The Prophet said:
Whoever would like his rizq (provision) to be increased and his life to be extended, should uphold the ties of kinship.’ (Bukhari and Muslim) Yusuf reconnected his brothers and invited his family to migrate to him, although they had committed the greatest of atrocities to him.
The believer to the believer is like a solid building, one part supporting the other.
Content yourself with those who pray to their Lord morning and evening, seeking His approval, and do not let your eyes turn away from them out of desire for the attractions of this worldly life, and do not yield to those whose hearts We have made heedless of Our remembrance, those who follow their own low desires, those whose ways are unbridled.” (18:28)
Ya’qūb, upon the loss of his pious son Yusuf and the knowledge that his sons were responsible, wept in complaint to Allah until his eyesight was lost. It was not until the scent of his pious son Yusuf arrived to him that his sight would return. He became strong after weakness, and began seeing after he was blind.

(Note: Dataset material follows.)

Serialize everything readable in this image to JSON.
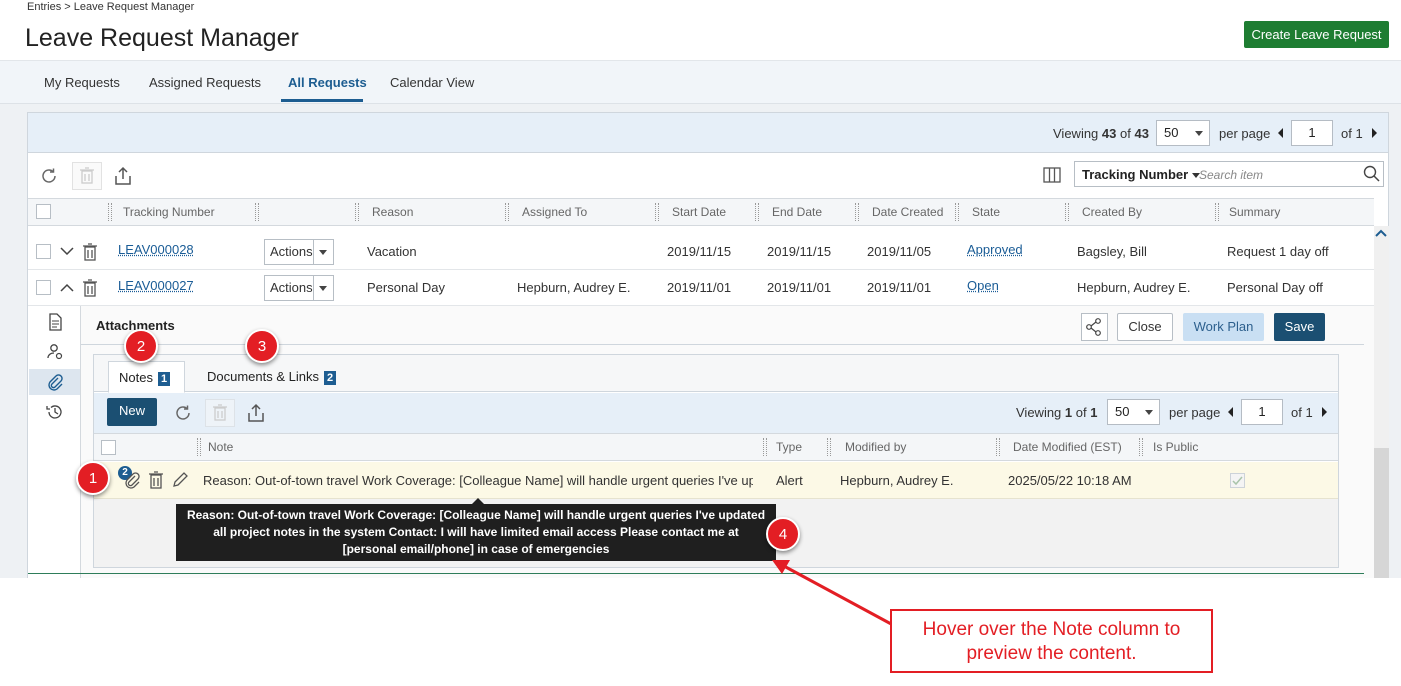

Likewise, if the sinner takes advantage of the season of Ramadan, sits with those who remind him of Allah, recites the Qur’an, befriends on the condition of faithfulness and uprightness, and avoids backbiting and vain talk in sinful company, he will become whole and strong after the infirmness of sin. Through Ramadan and the company of the righteous, he will grow near after being distant and be able to see with his heart after it was blind.
Ya Allah reform our hearts and increase our love for one another.
Ya Allah make light our burden, rejuvenate our energy, quell our fear, silence our gossipers, purge our hearts of hate and forgive us our trespasses.
Ya Allah suffice us when others turn away, grace us when hope wains, shelter us from envious eyes, contemptuous tongues, and sinful passion.
Ya Allah use us in the service of others, let the righteous love us and the sinful repent upon our hands, let the young learn, the elders advise, and grant us love of the ākhirah.
Ya Allah only you honor and with your allowance are some humbled, elevate us with the Qur’an & bless us with the sunnah of the best of man.
Ya Allah accept our fasting, standing in prayer by night, and bless us with a sincere repentance.